Once the cards were laid out, I slowly fed the pouch through the laminator, which then started moving the pouch in by itself. Note that I used some stuff to elevate the pouch on both sides so that I could have a roughly level feeding angle (otherwise the cards would slide out of the pouch).
Note that as mentioned before, because of the small card sizes, the edges won’t be perfectly sealed and there will be a line of air bubbles. This is to be expected of a cheap laminator setup and folded cards that aren’t 100% flat. But it’s fine since the lamination still does its main job: making the cards look clean and shiny and durable.
Once the sheets of cards have been laminated, they need to be cut out again. Since it’s next to impossible to align the cards perfectly when feeding them through the laminator, each card needed to first be roughly cut out by hand with scissors.
The roughly cut cards were then individually properly trimmed using the paper trimmer again. As a general rule of thumb, I would leave ~2mm of lamination border around each card. Too much and the lamination edges become too prominent and awkward when holding the card. Too little and you risk the inner card stock being exposed/cut.
As a special one-off thing, I made a custom Berserker Arcueid card for myself, a custom Caster Tohsaka Rin card for Tsukikira, and a Rin dango CE card for JakLegend (who helped the most with getting screenshots of some of the gold servants that I was missing). And yes, I know, I forgot to photoshop the correct names underneath the class text… I didn’t notice until after I finished printing them, oops >_>
And that’s it for the tutorial/blog post on making these Fate/Grand Order cards.

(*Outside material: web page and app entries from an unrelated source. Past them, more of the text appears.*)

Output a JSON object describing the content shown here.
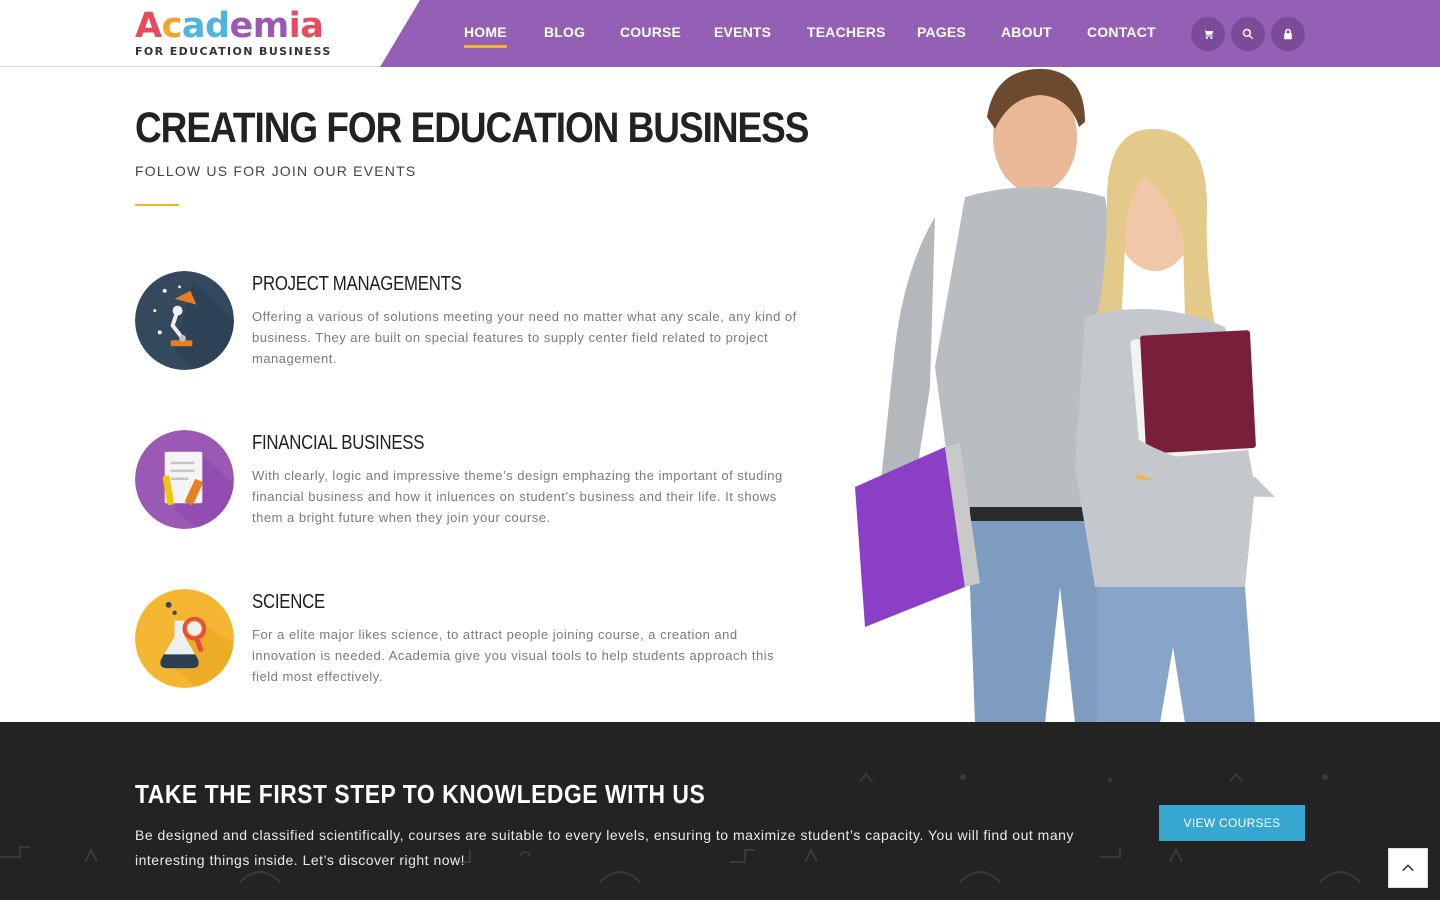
{
  "brand": {
    "logo_letters": [
      {
        "ch": "A",
        "color": "#e74c5e"
      },
      {
        "ch": "c",
        "color": "#f3a42b"
      },
      {
        "ch": "a",
        "color": "#4eb6de"
      },
      {
        "ch": "d",
        "color": "#4eb6de"
      },
      {
        "ch": "e",
        "color": "#9b59b6"
      },
      {
        "ch": "m",
        "color": "#9b59b6"
      },
      {
        "ch": "i",
        "color": "#e74c5e"
      },
      {
        "ch": "a",
        "color": "#e74c5e"
      }
    ],
    "tagline": "FOR EDUCATION BUSINESS"
  },
  "nav": {
    "items": [
      "HOME",
      "BLOG",
      "COURSE",
      "EVENTS",
      "TEACHERS",
      "PAGES",
      "ABOUT",
      "CONTACT"
    ],
    "active": "HOME",
    "buttons": [
      "cart-icon",
      "search-icon",
      "lock-icon"
    ]
  },
  "hero": {
    "title": "CREATING FOR EDUCATION BUSINESS",
    "subtitle": "FOLLOW US FOR JOIN OUR EVENTS"
  },
  "features": [
    {
      "title": "PROJECT MANAGEMENTS",
      "text": "Offering a various of solutions meeting your need no matter what any scale, any kind of business. They are built on special features to supply center field related to project management.",
      "icon": "desk-lamp-icon",
      "color": "#34495e"
    },
    {
      "title": "FINANCIAL BUSINESS",
      "text": "With clearly, logic and impressive theme’s design emphazing the important of studing financial business and how it inluences on student’s business and their life. It shows them a bright future when they join your course.",
      "icon": "document-pencil-icon",
      "color": "#9b59b6"
    },
    {
      "title": "SCIENCE",
      "text": "For a elite major likes science, to attract people joining course, a creation and innovation is needed. Academia give you visual tools to help students approach this field most effectively.",
      "icon": "flask-magnifier-icon",
      "color": "#f5b731"
    }
  ],
  "cta": {
    "title": "TAKE THE FIRST STEP TO KNOWLEDGE WITH US",
    "text": "Be designed and classified scientifically, courses are suitable to every levels, ensuring to maximize student’s capacity. You will find out many interesting things inside. Let’s discover right now!",
    "button": "VIEW COURSES"
  },
  "colors": {
    "accent": "#9460b5",
    "underline": "#f6b42e",
    "button": "#35a7d1",
    "band": "#232323"
  }
}
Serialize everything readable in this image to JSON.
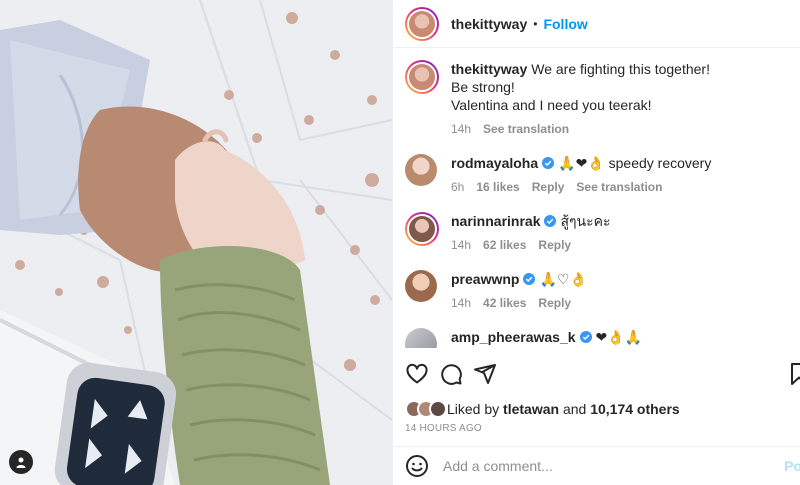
{
  "post": {
    "username": "thekittyway",
    "separator": "•",
    "follow_label": "Follow",
    "caption_lines": [
      "We are fighting this together!",
      "Be strong!",
      "Valentina and I need you teerak!"
    ],
    "caption_time": "14h",
    "see_translation": "See translation"
  },
  "comments": [
    {
      "user": "rodmayaloha",
      "verified": true,
      "text": "🙏❤👌 speedy recovery",
      "time": "6h",
      "likes": "16 likes",
      "reply": "Reply",
      "translation": "See translation",
      "avatar_color": "#b98a6e"
    },
    {
      "user": "narinnarinrak",
      "verified": true,
      "text": "สู้ๆนะคะ",
      "time": "14h",
      "likes": "62 likes",
      "reply": "Reply",
      "avatar_color": "#7d5a4a"
    },
    {
      "user": "preawwnp",
      "verified": true,
      "text": "🙏♡👌",
      "time": "14h",
      "likes": "42 likes",
      "reply": "Reply",
      "avatar_color": "#9b6a4e"
    },
    {
      "user": "amp_pheerawas_k",
      "verified": true,
      "text": "❤👌🙏",
      "avatar_color": "#a7a9ad"
    }
  ],
  "likes": {
    "prefix": "Liked by",
    "user": "tletawan",
    "joiner": "and",
    "count": "10,174 others"
  },
  "timestamp": "14 HOURS AGO",
  "add_comment": {
    "placeholder": "Add a comment...",
    "post_label": "Po"
  },
  "icons": [
    "heart-icon",
    "comment-icon",
    "share-icon",
    "bookmark-icon",
    "smiley-icon",
    "verified-icon",
    "user-tag-icon"
  ],
  "colors": {
    "accent": "#0095f6",
    "verified": "#3897f0",
    "heart_red": "#e0245e",
    "sleeve": "#98a47a",
    "blanket": "#eef0f4"
  }
}
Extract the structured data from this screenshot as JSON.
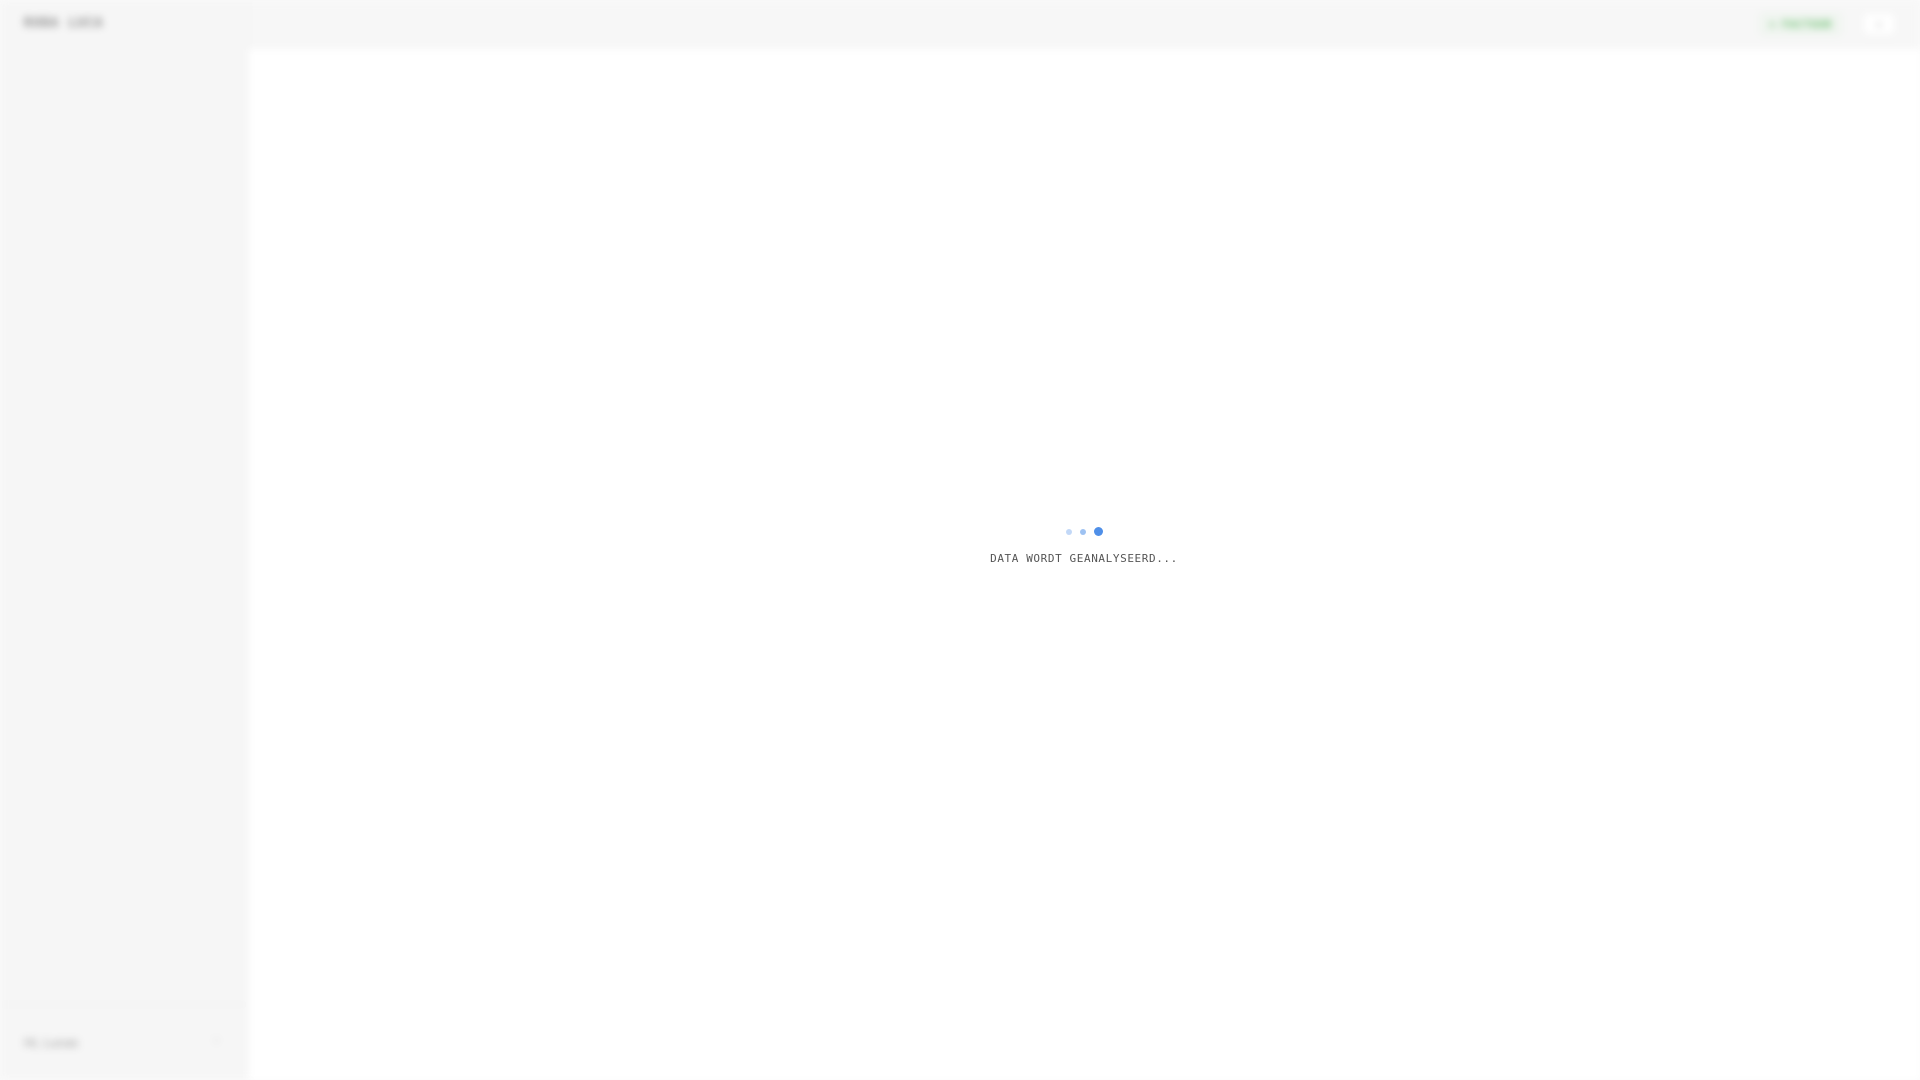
{
  "sidebar": {
    "brand": "ROBA LUCA",
    "footer": {
      "greeting": "Hi, Lucas",
      "chevron_icon": "chevron-right-icon"
    }
  },
  "topbar": {
    "factuur_button": {
      "icon": "plus-icon",
      "icon_glyph": "+",
      "label": "FACTUUR"
    },
    "close_button": {
      "icon": "close-icon",
      "glyph": "×"
    }
  },
  "loader": {
    "message": "DATA WORDT GEANALYSEERD...",
    "dot_color": "#4f8fe8"
  },
  "colors": {
    "accent_green": "#6fbf73",
    "accent_blue": "#4f8fe8"
  }
}
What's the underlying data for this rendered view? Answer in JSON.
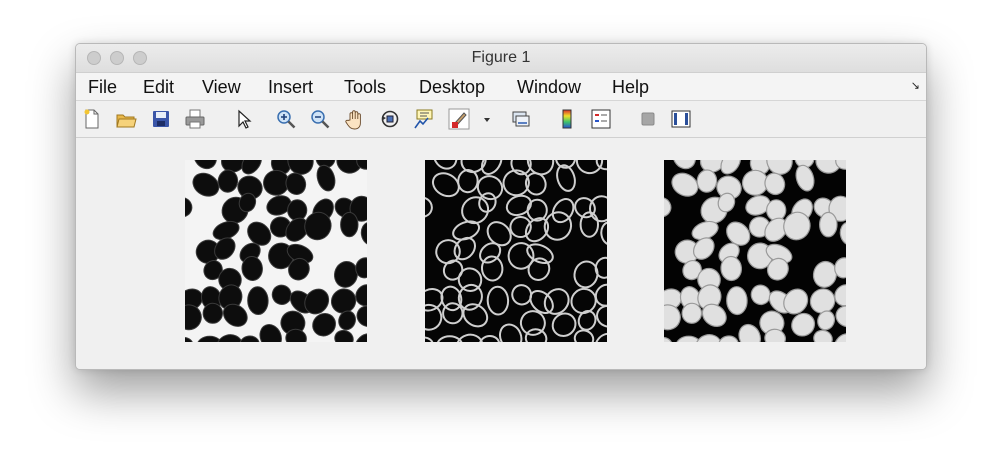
{
  "window": {
    "title": "Figure 1"
  },
  "menu": {
    "items": [
      "File",
      "Edit",
      "View",
      "Insert",
      "Tools",
      "Desktop",
      "Window",
      "Help"
    ],
    "corner_icon": "dock-arrow-icon"
  },
  "toolbar": {
    "icons": [
      "new-figure-icon",
      "open-file-icon",
      "save-icon",
      "print-icon",
      "pointer-icon",
      "zoom-in-icon",
      "zoom-out-icon",
      "pan-hand-icon",
      "rotate-3d-icon",
      "data-cursor-icon",
      "brush-icon",
      "dropdown-arrow-icon",
      "link-plot-icon",
      "colorbar-icon",
      "legend-icon",
      "hide-plot-tools-icon",
      "show-plot-tools-icon"
    ]
  },
  "axes": [
    {
      "name": "cells-inverted-image",
      "colormap": "gray",
      "style": "dark cells on light background"
    },
    {
      "name": "cells-edge-image",
      "colormap": "gray",
      "style": "bright cell outlines on dark background"
    },
    {
      "name": "cells-filled-image",
      "colormap": "gray",
      "style": "bright cells on dark background"
    }
  ],
  "colors": {
    "window_bg": "#f0f0f0",
    "titlebar": "#e4e4e4",
    "brush_red": "#d42a2a"
  }
}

And before you ask, no, I will probably not be making more of these in the future (too much work and I’ve more or less stopped playing F/GO as well), and no, I will not be selling any of the ones I’ve made (even if you offer to pay me $100 or more). These were made to give away to fellow TYPE-MOON fans for free and for fun. If you want one, either find me this weekend at Anime Expo 2016 or follow the above instructions and make your own :)